This even though India is one of the top beef exporting countries in the world?
Where is the Buddhist expression of horror when the Myanmar army exterminates and sends into exile hundreds and thousands of Muslims in spite of Buddhism’s message of ‘loving-kindness and compassion’ to others?
Where is the Jewish uproar when the Israeli soldiers run roughshod on the Palestinians?
This notwithstanding the Jewish experience of the holocaust.
And where is the collective Christian outrage when Jews are subject to murderous right-wing bigotry? This even with Christianity’s claims on deep biblical roots of human rights ideals.
Thus, none of these faith traditions by themselves can serve as a benchmark to measure our individual and collective commitment to the protection of human rights.
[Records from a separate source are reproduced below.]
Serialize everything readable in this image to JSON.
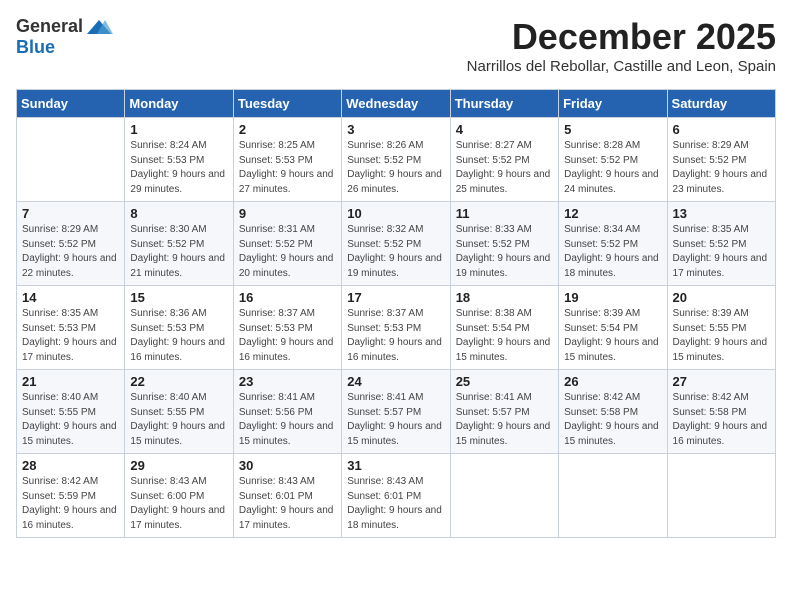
{
  "logo": {
    "general": "General",
    "blue": "Blue"
  },
  "header": {
    "month": "December 2025",
    "location": "Narrillos del Rebollar, Castille and Leon, Spain"
  },
  "days_of_week": [
    "Sunday",
    "Monday",
    "Tuesday",
    "Wednesday",
    "Thursday",
    "Friday",
    "Saturday"
  ],
  "weeks": [
    [
      {
        "day": "",
        "sunrise": "",
        "sunset": "",
        "daylight": ""
      },
      {
        "day": "1",
        "sunrise": "Sunrise: 8:24 AM",
        "sunset": "Sunset: 5:53 PM",
        "daylight": "Daylight: 9 hours and 29 minutes."
      },
      {
        "day": "2",
        "sunrise": "Sunrise: 8:25 AM",
        "sunset": "Sunset: 5:53 PM",
        "daylight": "Daylight: 9 hours and 27 minutes."
      },
      {
        "day": "3",
        "sunrise": "Sunrise: 8:26 AM",
        "sunset": "Sunset: 5:52 PM",
        "daylight": "Daylight: 9 hours and 26 minutes."
      },
      {
        "day": "4",
        "sunrise": "Sunrise: 8:27 AM",
        "sunset": "Sunset: 5:52 PM",
        "daylight": "Daylight: 9 hours and 25 minutes."
      },
      {
        "day": "5",
        "sunrise": "Sunrise: 8:28 AM",
        "sunset": "Sunset: 5:52 PM",
        "daylight": "Daylight: 9 hours and 24 minutes."
      },
      {
        "day": "6",
        "sunrise": "Sunrise: 8:29 AM",
        "sunset": "Sunset: 5:52 PM",
        "daylight": "Daylight: 9 hours and 23 minutes."
      }
    ],
    [
      {
        "day": "7",
        "sunrise": "Sunrise: 8:29 AM",
        "sunset": "Sunset: 5:52 PM",
        "daylight": "Daylight: 9 hours and 22 minutes."
      },
      {
        "day": "8",
        "sunrise": "Sunrise: 8:30 AM",
        "sunset": "Sunset: 5:52 PM",
        "daylight": "Daylight: 9 hours and 21 minutes."
      },
      {
        "day": "9",
        "sunrise": "Sunrise: 8:31 AM",
        "sunset": "Sunset: 5:52 PM",
        "daylight": "Daylight: 9 hours and 20 minutes."
      },
      {
        "day": "10",
        "sunrise": "Sunrise: 8:32 AM",
        "sunset": "Sunset: 5:52 PM",
        "daylight": "Daylight: 9 hours and 19 minutes."
      },
      {
        "day": "11",
        "sunrise": "Sunrise: 8:33 AM",
        "sunset": "Sunset: 5:52 PM",
        "daylight": "Daylight: 9 hours and 19 minutes."
      },
      {
        "day": "12",
        "sunrise": "Sunrise: 8:34 AM",
        "sunset": "Sunset: 5:52 PM",
        "daylight": "Daylight: 9 hours and 18 minutes."
      },
      {
        "day": "13",
        "sunrise": "Sunrise: 8:35 AM",
        "sunset": "Sunset: 5:52 PM",
        "daylight": "Daylight: 9 hours and 17 minutes."
      }
    ],
    [
      {
        "day": "14",
        "sunrise": "Sunrise: 8:35 AM",
        "sunset": "Sunset: 5:53 PM",
        "daylight": "Daylight: 9 hours and 17 minutes."
      },
      {
        "day": "15",
        "sunrise": "Sunrise: 8:36 AM",
        "sunset": "Sunset: 5:53 PM",
        "daylight": "Daylight: 9 hours and 16 minutes."
      },
      {
        "day": "16",
        "sunrise": "Sunrise: 8:37 AM",
        "sunset": "Sunset: 5:53 PM",
        "daylight": "Daylight: 9 hours and 16 minutes."
      },
      {
        "day": "17",
        "sunrise": "Sunrise: 8:37 AM",
        "sunset": "Sunset: 5:53 PM",
        "daylight": "Daylight: 9 hours and 16 minutes."
      },
      {
        "day": "18",
        "sunrise": "Sunrise: 8:38 AM",
        "sunset": "Sunset: 5:54 PM",
        "daylight": "Daylight: 9 hours and 15 minutes."
      },
      {
        "day": "19",
        "sunrise": "Sunrise: 8:39 AM",
        "sunset": "Sunset: 5:54 PM",
        "daylight": "Daylight: 9 hours and 15 minutes."
      },
      {
        "day": "20",
        "sunrise": "Sunrise: 8:39 AM",
        "sunset": "Sunset: 5:55 PM",
        "daylight": "Daylight: 9 hours and 15 minutes."
      }
    ],
    [
      {
        "day": "21",
        "sunrise": "Sunrise: 8:40 AM",
        "sunset": "Sunset: 5:55 PM",
        "daylight": "Daylight: 9 hours and 15 minutes."
      },
      {
        "day": "22",
        "sunrise": "Sunrise: 8:40 AM",
        "sunset": "Sunset: 5:55 PM",
        "daylight": "Daylight: 9 hours and 15 minutes."
      },
      {
        "day": "23",
        "sunrise": "Sunrise: 8:41 AM",
        "sunset": "Sunset: 5:56 PM",
        "daylight": "Daylight: 9 hours and 15 minutes."
      },
      {
        "day": "24",
        "sunrise": "Sunrise: 8:41 AM",
        "sunset": "Sunset: 5:57 PM",
        "daylight": "Daylight: 9 hours and 15 minutes."
      },
      {
        "day": "25",
        "sunrise": "Sunrise: 8:41 AM",
        "sunset": "Sunset: 5:57 PM",
        "daylight": "Daylight: 9 hours and 15 minutes."
      },
      {
        "day": "26",
        "sunrise": "Sunrise: 8:42 AM",
        "sunset": "Sunset: 5:58 PM",
        "daylight": "Daylight: 9 hours and 15 minutes."
      },
      {
        "day": "27",
        "sunrise": "Sunrise: 8:42 AM",
        "sunset": "Sunset: 5:58 PM",
        "daylight": "Daylight: 9 hours and 16 minutes."
      }
    ],
    [
      {
        "day": "28",
        "sunrise": "Sunrise: 8:42 AM",
        "sunset": "Sunset: 5:59 PM",
        "daylight": "Daylight: 9 hours and 16 minutes."
      },
      {
        "day": "29",
        "sunrise": "Sunrise: 8:43 AM",
        "sunset": "Sunset: 6:00 PM",
        "daylight": "Daylight: 9 hours and 17 minutes."
      },
      {
        "day": "30",
        "sunrise": "Sunrise: 8:43 AM",
        "sunset": "Sunset: 6:01 PM",
        "daylight": "Daylight: 9 hours and 17 minutes."
      },
      {
        "day": "31",
        "sunrise": "Sunrise: 8:43 AM",
        "sunset": "Sunset: 6:01 PM",
        "daylight": "Daylight: 9 hours and 18 minutes."
      },
      {
        "day": "",
        "sunrise": "",
        "sunset": "",
        "daylight": ""
      },
      {
        "day": "",
        "sunrise": "",
        "sunset": "",
        "daylight": ""
      },
      {
        "day": "",
        "sunrise": "",
        "sunset": "",
        "daylight": ""
      }
    ]
  ]
}
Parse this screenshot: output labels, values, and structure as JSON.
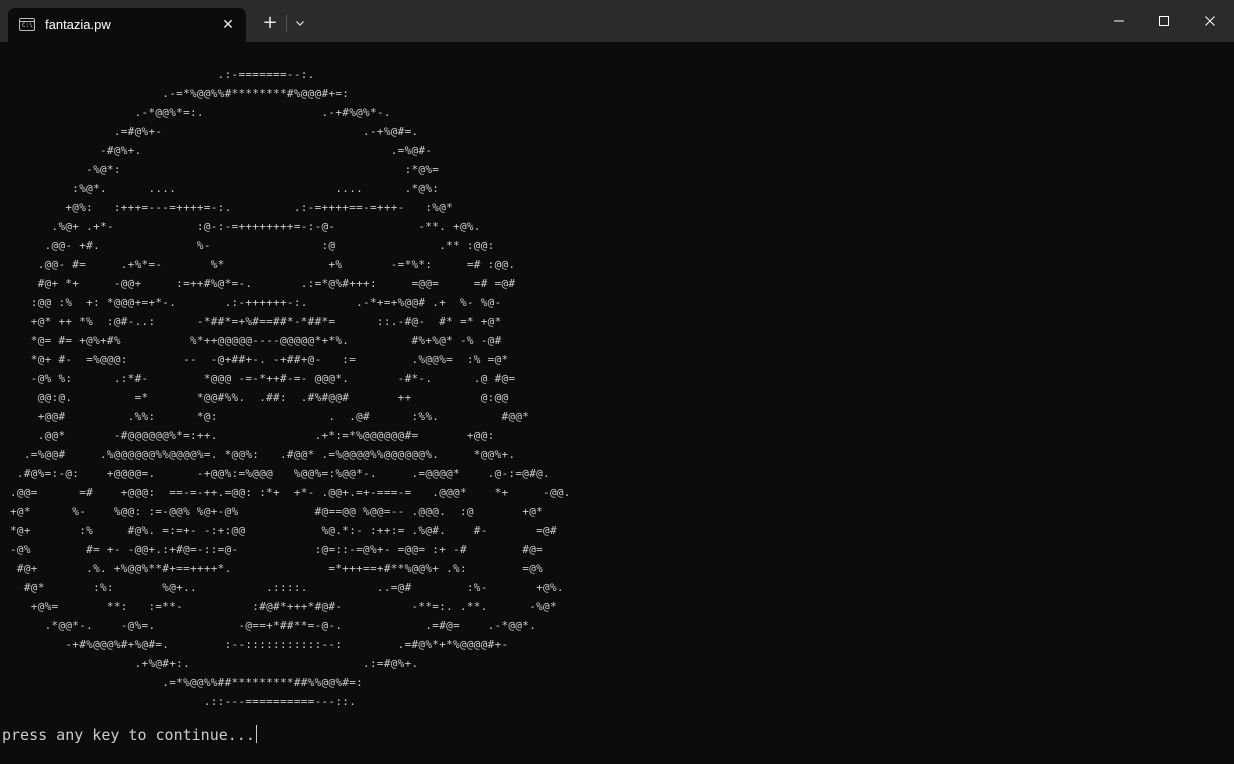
{
  "tab": {
    "title": "fantazia.pw",
    "icon": "terminal-icon",
    "icon_glyph": "C:\\"
  },
  "titlebar": {
    "new_tab_label": "+",
    "close_tab_label": "✕"
  },
  "terminal": {
    "ascii_art": "                              .:-=======--:.\n                      .-=*%@@%%#********#%@@@#+=:\n                  .-*@@%*=:.                 .-+#%@%*-.\n               .=#@%+-                             .-+%@#=.\n             -#@%+.                                    .=%@#-\n           -%@*:                                         :*@%=\n         :%@*.      ....                       ....      .*@%:\n        +@%:   :+++=---=++++=-:.         .:-=++++==-=+++-   :%@*\n      .%@+ .+*-            :@-:-=++++++++=-:-@-            -**. +@%.\n     .@@- +#.              %-                :@               .** :@@:\n    .@@- #=     .+%*=-       %*               +%       -=*%*:     =# :@@.\n    #@+ *+     -@@+     :=++#%@*=-.       .:=*@%#+++:     =@@=     =# =@#\n   :@@ :%  +: *@@@+=+*-.       .:-++++++-:.       .-*+=+%@@# .+  %- %@-\n   +@* ++ *%  :@#-..:      -*##*=+%#==##*-*##*=      ::.-#@-  #* =* +@*\n   *@= #= +@%+#%          %*++@@@@@----@@@@@*+*%.         #%+%@* -% -@#\n   *@+ #-  =%@@@:        --  -@+##+-. -+##+@-   :=        .%@@%=  :% =@*\n   -@% %:      .:*#-        *@@@ -=-*++#-=- @@@*.       -#*-.      .@ #@=\n    @@:@.         =*       *@@#%%.  .##:  .#%#@@#       ++          @:@@\n    +@@#         .%%:      *@:                .  .@#      :%%.         #@@*\n    .@@*       -#@@@@@@%*=:++.              .+*:=*%@@@@@@#=       +@@:\n  .=%@@#     .%@@@@@@%%@@@@%=. *@@%:   .#@@* .=%@@@@%%@@@@@@%.     *@@%+.\n .#@%=:-@:    +@@@@=.      -+@@%:=%@@@   %@@%=:%@@*-.     .=@@@@*    .@-:=@#@.\n.@@=      =#    +@@@:  ==-=-++.=@@: :*+  +*- .@@+.=+-===-=   .@@@*    *+     -@@.\n+@*      %-    %@@: :=-@@% %@+-@%           #@==@@ %@@=-- .@@@.  :@       +@*\n*@+       :%     #@%. =:=+- -:+:@@           %@.*:- :++:= .%@#.    #-       =@#\n-@%        #= +- -@@+.:+#@=-::=@-           :@=::-=@%+- =@@= :+ -#        #@=\n #@+       .%. +%@@%**#+==++++*.              =*+++==+#**%@@%+ .%:        =@%\n  #@*       :%:       %@+..          .::::.          ..=@#        :%-       +@%.\n   +@%=       **:   :=**-          :#@#*+++*#@#-          -**=:. .**.      -%@*\n     .*@@*-.    -@%=.            -@==+*##**=-@-.            .=#@=    .-*@@*.\n        -+#%@@@%#+%@#=.        :--:::::::::::--:        .=#@%*+*%@@@@#+-\n                  .+%@#+:.                         .:=#@%+.\n                      .=*%@@%%##*********##%%@@%#=:\n                            .::---==========---::.",
    "prompt": "press any key to continue..."
  }
}
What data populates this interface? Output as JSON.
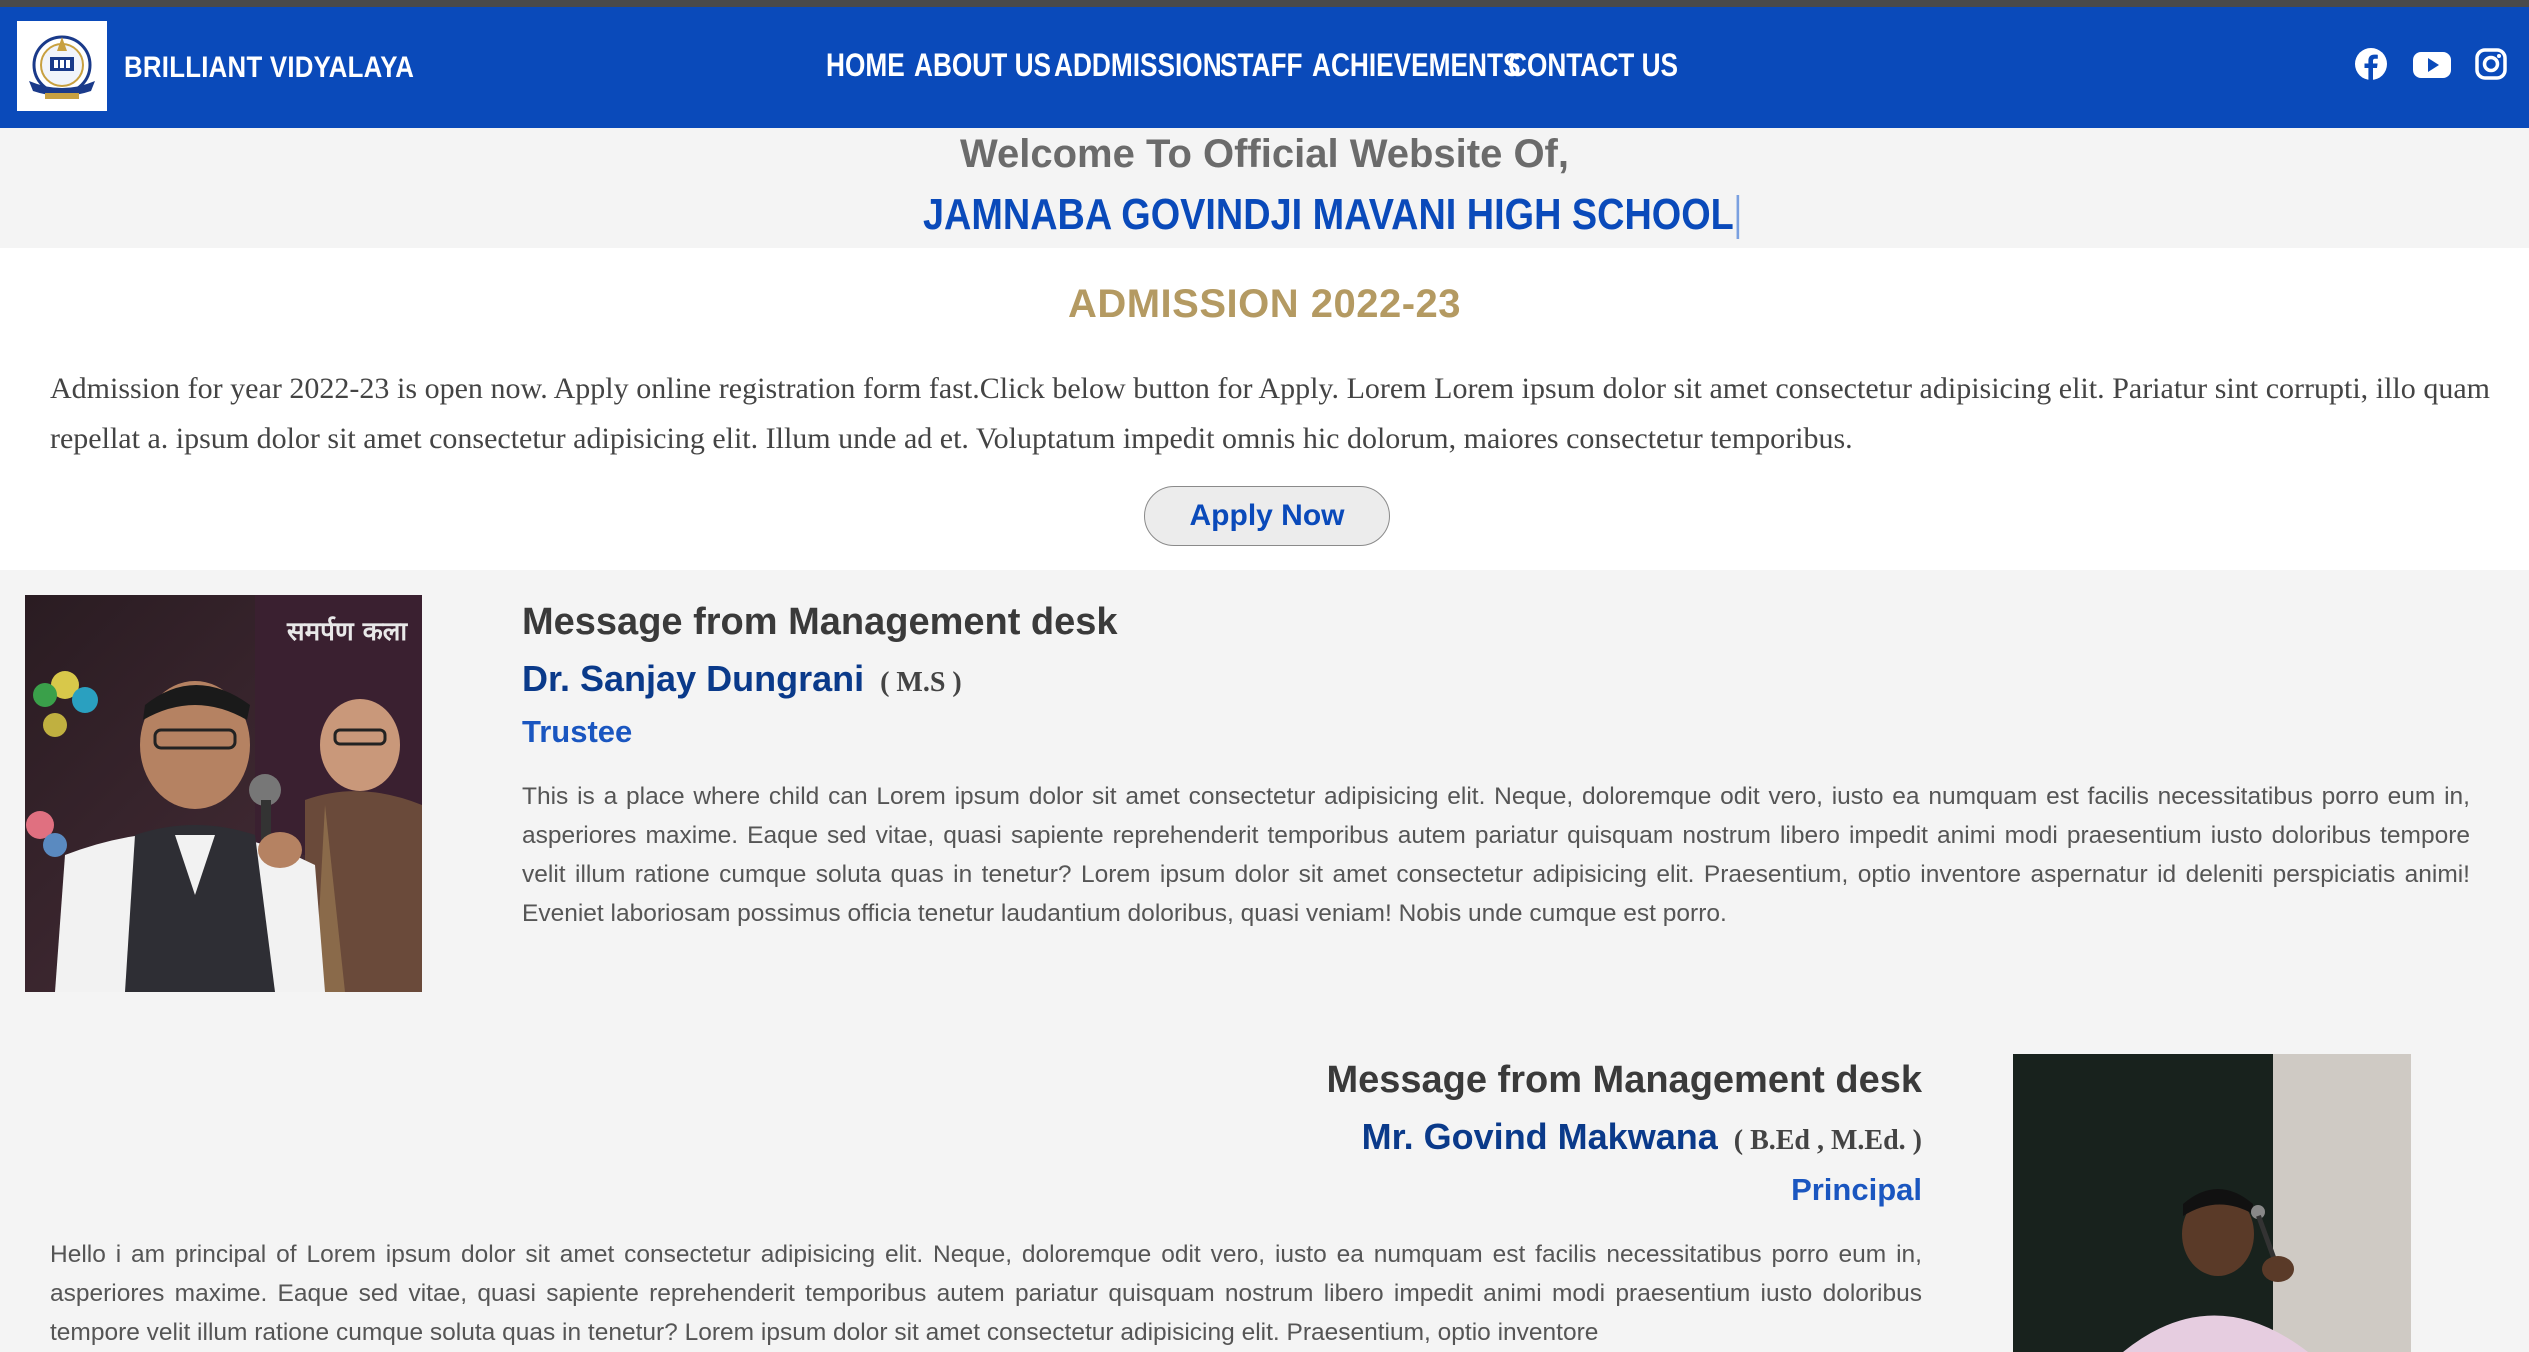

There is no denying that we all have our extremists and terrorists.
As one famous Arab poet said,” They all err—Muslims, Jews, Christians, and Zoroastrians.”
I would argue that we, as individuals, are also guilty of crimes against humanity when we are silent while observing violence in the name of religion. There is a significant risk of ignoring human rights violations. If we do not speak up and act when we see others victimized, who will speak up when we are the victims. While today others lose their human rights, tomorrow it maybe you and me who lose our human rights. The same Han Chinese who happily consign the Uighurs to gulag camps have been stereotyped in the West as ‘yellow peril’ and have been unfairly accused of manufacturing the global scourge of the COVID-19.
Today, persecution of minorities– legitimized through nationalistic, religious, or other majoritarian privileges– pervade our global cultures like a pandemic. Humanity is in a state of stupor and feels incapable of controlling its destiny. While scientific and technological progress has made our lives better, but they have not made us better human beings. We appear to lack the will to protect those who are victims of persecution. As a result, I fear that our current and future generations run the risk of annihilation due to intolerance, wars leading to cascades of emigration, refugees and xenophobia, and starvation, and pestilence.
Human rights have become a cliché. Matters of personal, national, and international ethics and morality are increasingly becoming irrelevant. Nations are inclined to disobey their laws and shrug off international law as extraneous to their populist-nationalist projects.
Let us not blame it all on populist nationalist leaders. They will do what all the populist nationalists do: create phantoms, stir up people’s fears, and use ‘others’ as political piñata to grab or stay in power. Why doesn’t every nation and every faith produce leaders like Jacinda Ardern, who made Kiwis proud and earned them global respect? We can learn from the Arderns of our times and begin with a self- criticism of our individual and collective thoughts or national records on human rights.
Is that too much to ask?
We need to stand up not only for our rights or for our faith but also for the rights and the faiths of others. We all, women and men, young and old– can and must act in our own daily lives, to defend the rights that protect us all and thus promote the common humanity of all human beings. Each one of us can make a difference by speaking up for those who are oppressed and silenced because of their religion, gender, race, or political persuasion.
Now more than ever, there is a desperate need for those who attend churches, mosques, synagogues, and temples to realize that when people of one religious, ethnic, or racial minority are victimized, we all are victimized. There is a dire need for all of us to foster pragmatic and practical humanitarianism. Maybe we have to rebuild our human family, one child, one person at a time. But rebuild we must. This is no longer an option; it is a civilizational imperative.
Tariq A. Shah is a citizen writer and lives in Rochester Hills. The opinions are authors and do not represent the policies of the organization he works for.